Oil of hyssop is sweet scented and used in the making of some eau de colognes. It was also used by the monks when they made Chartreuse Liqueur.The plant originated in Italy, but can easily be grown in English gardens and it is a very useful plant to have handy as it is a good remedy for coughs and lung complaints. Make an infusion of 1 oz of leaves to 1 pint of water and take frequently.
Comfrey is a well known remedy for lung disorders. Put half an ounce of the crushed root in a saucepan with a pint and a half of milk and water mixed in equal parts and simmer for 20 minutes. A wine glassful will quickly ease an irritating cough. If you use only one pint of milk and water mixture the remedy will form into a jelly which also eases coughs. Grow comfrey in your garden, the root can be boiled as a vegetable and the young shoots blanched and cooked like celery.
The coltsfoot is another wonderful remedy for coughs and colds, whooping cough and shortness of breath. It has a little yellow flower that smells of honey and blooms in February, long before the leaves which grow to enormous size. Coltsfoot grows nearly everywhere, on rubble heaps, by the side of newly-made roads, on railway banks and on coal mine tips. In fact there is a very old gypsy saying that wherever coltsfoot grows freely, coal will be found. Once it was so revered in France that a painting of a coltsfoot flower appeared on the doors of all doctors as a sign that the art of healing was practiced there. The Romanies praise this herb very highly.
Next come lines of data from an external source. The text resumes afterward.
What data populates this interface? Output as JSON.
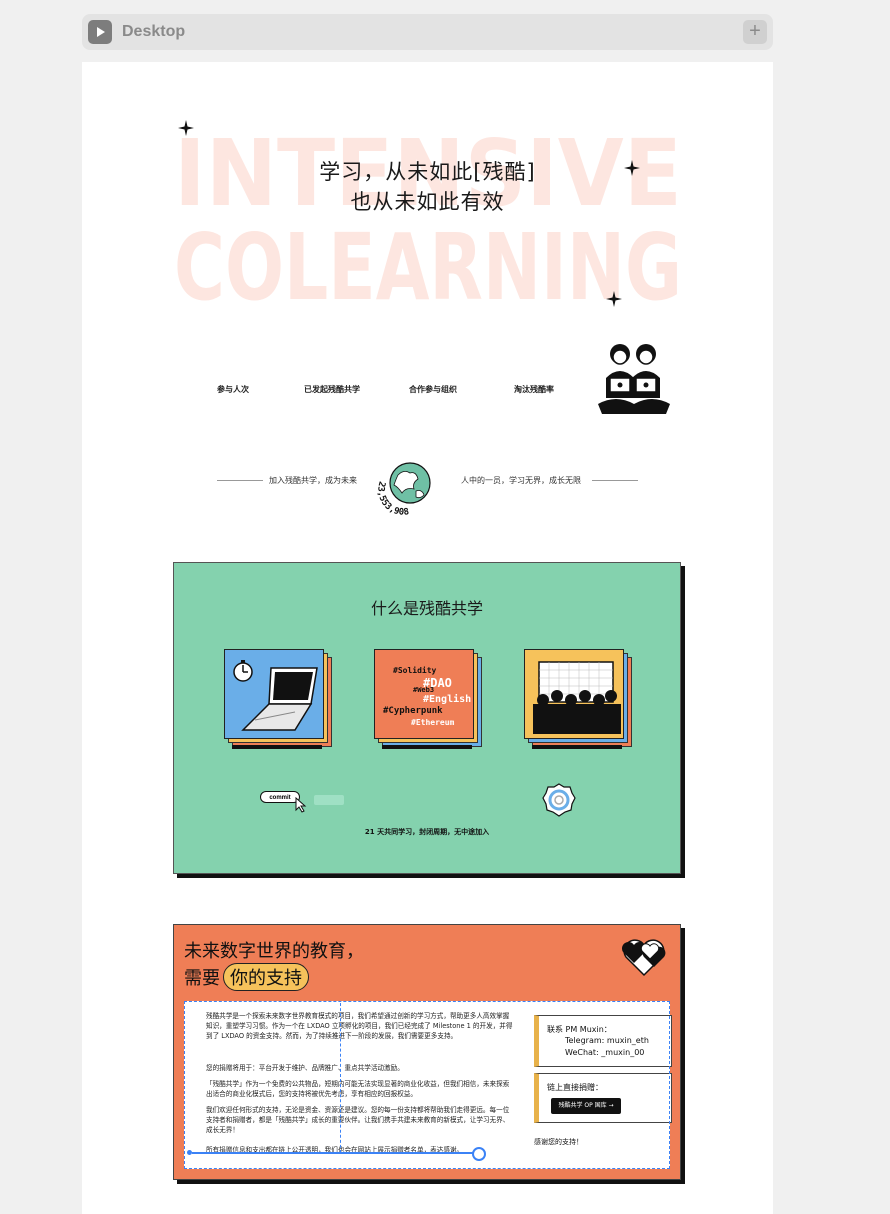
{
  "window": {
    "tab_title": "Desktop",
    "add_symbol": "+"
  },
  "hero": {
    "background_words": [
      "INTENSIVE",
      "COLEARNING"
    ],
    "title_line1": "学习，从未如此[残酷]",
    "title_line2": "也从未如此有效"
  },
  "stats": {
    "items": [
      {
        "label": "参与人次"
      },
      {
        "label": "已发起残酷共学"
      },
      {
        "label": "合作参与组织"
      },
      {
        "label": "淘汰残酷率"
      }
    ]
  },
  "join": {
    "left_text": "加入残酷共学，成为未来",
    "counter": "23,553,908",
    "right_text": "人中的一员，学习无界，成长无限"
  },
  "what": {
    "title": "什么是残酷共学",
    "tags": [
      "#Solidity",
      "#DAO",
      "#Web3",
      "#English",
      "#Cypherpunk",
      "#Ethereum"
    ],
    "commit_label": "commit",
    "footer": "21 天共同学习，封闭周期，无中途加入"
  },
  "support": {
    "title_line1": "未来数字世界的教育，",
    "title_line2_prefix": "需要",
    "title_highlight": "你的支持",
    "paragraphs": [
      "残酷共学是一个探索未来数字世界教育模式的项目，我们希望通过创新的学习方式，帮助更多人高效掌握知识，重塑学习习惯。作为一个在 LXDAO 立项孵化的项目，我们已经完成了 Milestone 1 的开发，并得到了 LXDAO 的资金支持。然而，为了持续推进下一阶段的发展，我们需要更多支持。",
      "您的捐赠将用于：平台开发于维护、品牌推广、重点共学活动激励。",
      "「残酷共学」作为一个免费的公共物品，短期内可能无法实现显著的商业化收益，但我们相信，未来探索出适合的商业化模式后，您的支持将被优先考虑，享有相应的回报权益。",
      "我们欢迎任何形式的支持，无论是资金、资源还是建议。您的每一份支持都将帮助我们走得更远。每一位支持者和捐赠者，都是「残酷共学」成长的重要伙伴。让我们携手共建未来教育的新模式，让学习无界、成长无界！",
      "所有捐赠信息和支出都在链上公开透明，我们也会在网站上展示捐赠者名单，表达感谢。"
    ],
    "contact_title": "联系 PM Muxin：",
    "telegram": "Telegram: muxin_eth",
    "wechat": "WeChat: _muxin_00",
    "donate_title": "链上直接捐赠：",
    "donate_button": "残酷共学 OP 国库 →",
    "thanks": "感谢您的支持！"
  },
  "colors": {
    "green": "#84d2ae",
    "orange": "#ef7e56",
    "yellow": "#f6c25b",
    "selection": "#3b82f6"
  }
}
A decoction of the leaves of the herb coltsfoot to a pint of boiling water is very good for colds, coughs and asthma. If you haven`t time to make a decoction when a cough is bad, use an infusion of coltsfoot and take in teacupful dose.It can be sweetened to taste with honey.
Another old Romany recipe to soothe any cough is made with liquorice root, coltsfoot and lemon. Simmer 1 oz of liquorice root in 3 pints of water till it is reduced to 1 pint. Put 1 oz of coltsfoot and a sliced lemon into a jug and add the decoction. Stir well, sweeten with honey,allow to get cold, then drink as required.
If you have the hacking cough of a heavy smoker this remedy will disguise your weakness. Put two ounces of sunflower seeds into a saucepan with a quart of water, and an inch or so of whole ginger. Simmer until reduced to a pint and a half. Add sugar or honey to taste. When cold, strain. A tablespoon of whisky will help the drink to stay fresh; if it is not added, it should be made fresh every two or three days. This is an excellent decoction to relieve bronchitis or a hacking cough.
Disclaimer: The author of this site is not Doctor or medical certified professional, the information presented here is for informational purposes only and should not be taken as medical advice.